HOW TO COMPLETE THIS TASK –
Copy out the data below as written; omit any images.

AVAILABLE DATA –
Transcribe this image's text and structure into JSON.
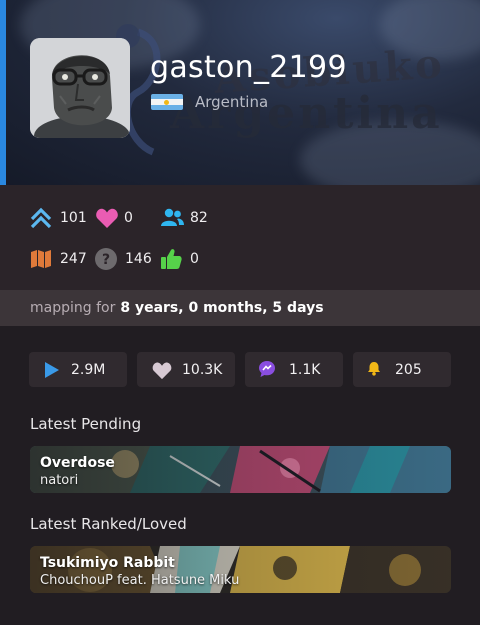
{
  "profile": {
    "username": "gaston_2199",
    "country": "Argentina",
    "background_words": [
      "Asobiuko",
      "Argentina"
    ]
  },
  "stats": {
    "ranked_up": "101",
    "favourites": "0",
    "followers": "82",
    "beatmaps": "247",
    "unknown": "146",
    "kudosu": "0"
  },
  "mapping": {
    "label": "mapping for",
    "duration": "8 years, 0 months, 5 days"
  },
  "counters": {
    "plays": "2.9M",
    "favourites": "10.3K",
    "comments": "1.1K",
    "subscribers": "205"
  },
  "latest_pending": {
    "heading": "Latest Pending",
    "title": "Overdose",
    "artist": "natori"
  },
  "latest_ranked": {
    "heading": "Latest Ranked/Loved",
    "title": "Tsukimiyo Rabbit",
    "artist": "ChouchouP feat. Hatsune Miku"
  },
  "colors": {
    "accent": "#2a88e0",
    "background": "#211d22",
    "stats_panel": "#2b2429",
    "ranked_icon": "#5cb8f0",
    "favourite_icon": "#ea5cb3",
    "followers_icon": "#2fb6f0",
    "beatmaps_icon": "#e07a3a",
    "kudosu_icon": "#56d24a",
    "play_icon": "#3a9ae8",
    "comment_icon": "#8a4ee0",
    "bell_icon": "#f2b817"
  }
}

OUTPUT FOR THIS EXERCISE –
Transcribe this image's text and structure into JSON.
{
  "profile": {
    "username": "gaston_2199",
    "country": "Argentina",
    "background_words": [
      "Asobiuko",
      "Argentina"
    ]
  },
  "stats": {
    "ranked_up": "101",
    "favourites": "0",
    "followers": "82",
    "beatmaps": "247",
    "unknown": "146",
    "kudosu": "0"
  },
  "mapping": {
    "label": "mapping for",
    "duration": "8 years, 0 months, 5 days"
  },
  "counters": {
    "plays": "2.9M",
    "favourites": "10.3K",
    "comments": "1.1K",
    "subscribers": "205"
  },
  "latest_pending": {
    "heading": "Latest Pending",
    "title": "Overdose",
    "artist": "natori"
  },
  "latest_ranked": {
    "heading": "Latest Ranked/Loved",
    "title": "Tsukimiyo Rabbit",
    "artist": "ChouchouP feat. Hatsune Miku"
  },
  "colors": {
    "accent": "#2a88e0",
    "background": "#211d22",
    "stats_panel": "#2b2429",
    "ranked_icon": "#5cb8f0",
    "favourite_icon": "#ea5cb3",
    "followers_icon": "#2fb6f0",
    "beatmaps_icon": "#e07a3a",
    "kudosu_icon": "#56d24a",
    "play_icon": "#3a9ae8",
    "comment_icon": "#8a4ee0",
    "bell_icon": "#f2b817"
  }
}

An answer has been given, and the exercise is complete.